Incognito isolates Chrome from all extensions and customizations. Sites typically load without issues here.
To try it:
- Click the 3-dot menu in Chrome > New Incognito Window
- Navigate to the site showing 500 error
- See if the error still occurs in Incognito mode
If Incognito mode loads the site properly, something in regular Chrome is causing conflicts for that site only. You can either keep using Incognito or hunt down the customization causing grief.
Checking Server Status
While 500 issues typically originate on the server, don’t assume that’s always the case. Verify the server is actually having problems before spending time tweaking browser settings.
Downdetector tracks outages and issues for all kinds of services. Search for the website and see if others are reporting problems around the same time you see the error. Lots of recent reports suggest a wider server issue.
Is it Down Right Now?
Is it Down Right Now? checks popular sites and reveals if they are down or broken in certain areas.
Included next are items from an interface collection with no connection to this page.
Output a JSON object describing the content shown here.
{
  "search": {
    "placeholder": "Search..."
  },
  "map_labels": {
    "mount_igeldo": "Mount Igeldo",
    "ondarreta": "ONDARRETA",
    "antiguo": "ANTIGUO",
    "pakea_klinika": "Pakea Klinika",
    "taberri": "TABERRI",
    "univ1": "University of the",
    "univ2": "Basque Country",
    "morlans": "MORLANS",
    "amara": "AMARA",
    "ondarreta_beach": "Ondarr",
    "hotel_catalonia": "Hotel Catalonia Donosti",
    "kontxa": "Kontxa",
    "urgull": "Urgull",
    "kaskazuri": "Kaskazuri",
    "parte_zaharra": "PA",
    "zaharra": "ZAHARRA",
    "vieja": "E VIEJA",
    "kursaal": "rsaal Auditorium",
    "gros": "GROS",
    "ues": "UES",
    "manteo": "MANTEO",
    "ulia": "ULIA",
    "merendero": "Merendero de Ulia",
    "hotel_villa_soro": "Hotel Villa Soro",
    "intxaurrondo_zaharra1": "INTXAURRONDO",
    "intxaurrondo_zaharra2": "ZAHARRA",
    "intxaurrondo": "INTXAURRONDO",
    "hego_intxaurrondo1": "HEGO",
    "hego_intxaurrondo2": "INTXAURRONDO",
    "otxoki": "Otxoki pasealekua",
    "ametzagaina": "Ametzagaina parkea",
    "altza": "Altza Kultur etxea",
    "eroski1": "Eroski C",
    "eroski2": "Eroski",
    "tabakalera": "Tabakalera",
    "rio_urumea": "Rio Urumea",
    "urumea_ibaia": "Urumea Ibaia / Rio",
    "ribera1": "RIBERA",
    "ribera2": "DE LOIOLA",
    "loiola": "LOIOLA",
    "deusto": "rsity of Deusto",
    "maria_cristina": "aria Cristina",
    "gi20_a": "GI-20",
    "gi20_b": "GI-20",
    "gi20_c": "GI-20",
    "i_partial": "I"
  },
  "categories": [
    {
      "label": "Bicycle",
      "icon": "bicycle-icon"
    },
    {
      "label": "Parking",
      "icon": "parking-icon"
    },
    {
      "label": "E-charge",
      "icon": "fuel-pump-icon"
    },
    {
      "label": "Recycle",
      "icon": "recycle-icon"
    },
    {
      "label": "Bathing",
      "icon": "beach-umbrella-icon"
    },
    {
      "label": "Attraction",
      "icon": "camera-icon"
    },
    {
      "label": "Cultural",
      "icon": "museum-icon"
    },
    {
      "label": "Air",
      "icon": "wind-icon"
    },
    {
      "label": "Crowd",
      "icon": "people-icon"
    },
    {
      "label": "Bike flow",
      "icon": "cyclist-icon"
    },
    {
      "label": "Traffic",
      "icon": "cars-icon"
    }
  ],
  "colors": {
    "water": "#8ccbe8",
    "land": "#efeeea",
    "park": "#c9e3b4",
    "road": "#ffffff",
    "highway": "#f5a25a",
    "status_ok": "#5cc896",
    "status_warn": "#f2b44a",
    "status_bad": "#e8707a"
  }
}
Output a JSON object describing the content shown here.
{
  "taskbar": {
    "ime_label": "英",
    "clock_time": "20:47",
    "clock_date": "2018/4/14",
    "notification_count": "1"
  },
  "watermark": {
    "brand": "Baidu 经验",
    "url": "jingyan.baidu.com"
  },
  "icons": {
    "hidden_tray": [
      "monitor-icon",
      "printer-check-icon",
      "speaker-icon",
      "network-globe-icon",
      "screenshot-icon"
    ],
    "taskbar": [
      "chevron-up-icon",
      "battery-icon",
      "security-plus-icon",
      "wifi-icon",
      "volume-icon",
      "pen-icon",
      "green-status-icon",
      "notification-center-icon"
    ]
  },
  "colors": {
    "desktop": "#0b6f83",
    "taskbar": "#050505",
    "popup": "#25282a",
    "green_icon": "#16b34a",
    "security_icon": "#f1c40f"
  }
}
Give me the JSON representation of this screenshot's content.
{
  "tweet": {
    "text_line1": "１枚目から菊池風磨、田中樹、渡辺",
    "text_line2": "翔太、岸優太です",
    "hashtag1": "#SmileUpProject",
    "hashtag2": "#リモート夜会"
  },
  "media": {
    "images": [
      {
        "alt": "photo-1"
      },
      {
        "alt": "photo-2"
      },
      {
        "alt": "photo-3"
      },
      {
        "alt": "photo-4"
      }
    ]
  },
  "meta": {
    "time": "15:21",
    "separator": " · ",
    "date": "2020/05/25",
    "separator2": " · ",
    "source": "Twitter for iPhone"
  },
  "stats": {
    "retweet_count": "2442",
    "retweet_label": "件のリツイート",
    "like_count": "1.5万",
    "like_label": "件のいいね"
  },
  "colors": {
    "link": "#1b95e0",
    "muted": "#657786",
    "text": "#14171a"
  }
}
Enter the problematic site and view real-time outage data along with recent reports.
Seeing outage alerts for the same site points to server trouble. But no notices mean something client-side is responsible.
Contact Site Owner
If server problems seem likely, consider contacting the site owner about the 500 error. As the ones managing the server and website code, they can diagnose issues and work on fixes.
Explain when you see the error, what troubleshooting you tried, your browser and OS version, and any other context about the problem. This helps them pinpoint potential solutions.
Clearing Browser Cache
Over time, browser caches can get overloaded and cause conflicts that prevent sites from loading. Flushing this data often fixes 500 errors.
Hard Refreshing Pages
Before clearing the cache entirely, try hard refreshing just the problem pages first. This dumps cached code and assets for only those sites and forces Chrome to redownload fresh data.
To hard refresh on Windows and Linux, press Ctrl + Shift + R. On Mac press Command + Shift + R instead. Then reload the page and check if the error persists.
Clearing Full Cache
If hard-refreshing doesn’t help, purge Chrome’s full cache:
- Click the 3-dot menu > More Tools > Clear Browsing Data
- Select cached images/files
- Toggle the time range back to the beginning
- Click Clear Data
- Close and reopen Chrome before revisiting the site
With the cache wiped clean, any corrupted data gets eliminated so pages can load correctly again.
Using Chrome Debug Mode
For advanced users, Chrome debug mode reveals technical details about page loading errors. It surfaces specifically why a 500 happens on the current site.
- Type chrome://flags in the address bar
- Set option to Enabled
- Restart Chrome
Then view error specifics:
- Open the bad site and right-click > Inspect
- Select the Network tab
- Click Doc or Fetch/XHR to see 500 error details
- Expand preview or response section
Debug info should explain exactly what’s failing server-side. Contact the site owner with details so they can properly investigate and resolve the root cause.
Switching to Desktop Mode
On mobile Chrome for Android, a quick fix is switching the problem site to desktop mode. This overrides mobile header issues that sometimes trigger fake internal server errors.
- Refresh the page showing 500 error
- Tap the 3-dot menu > Desktop site
- Page reloads in desktop mode
- Check if the error still shows
If the desktop site works normally, the site’s mobile coding is flawed somewhere. Desktop mode avoids those problems.
You can continue using the desktop version or contact the site owner about fixing mobile headers and configuration to prevent false 500 status codes.
Dealing with 500 internal server errors can be a headache, but resolving them simply takes some dedicated troubleshooting. By methodically trying fixes like disabling extensions, clearing caches, using Incognito Mode, and debugging response headers, you should be able to eliminate Chrome-related issues.
For server problems confirmed through outage tools, contact the site owner with details pulled from debug mode to help them pinpoint the root cause. With persistence, you should be able to uncover the source of the 500 status code and get things working properly again in Chrome. The key is not making assumptions and instead investigating both client and server possibilities before the error drives you crazy!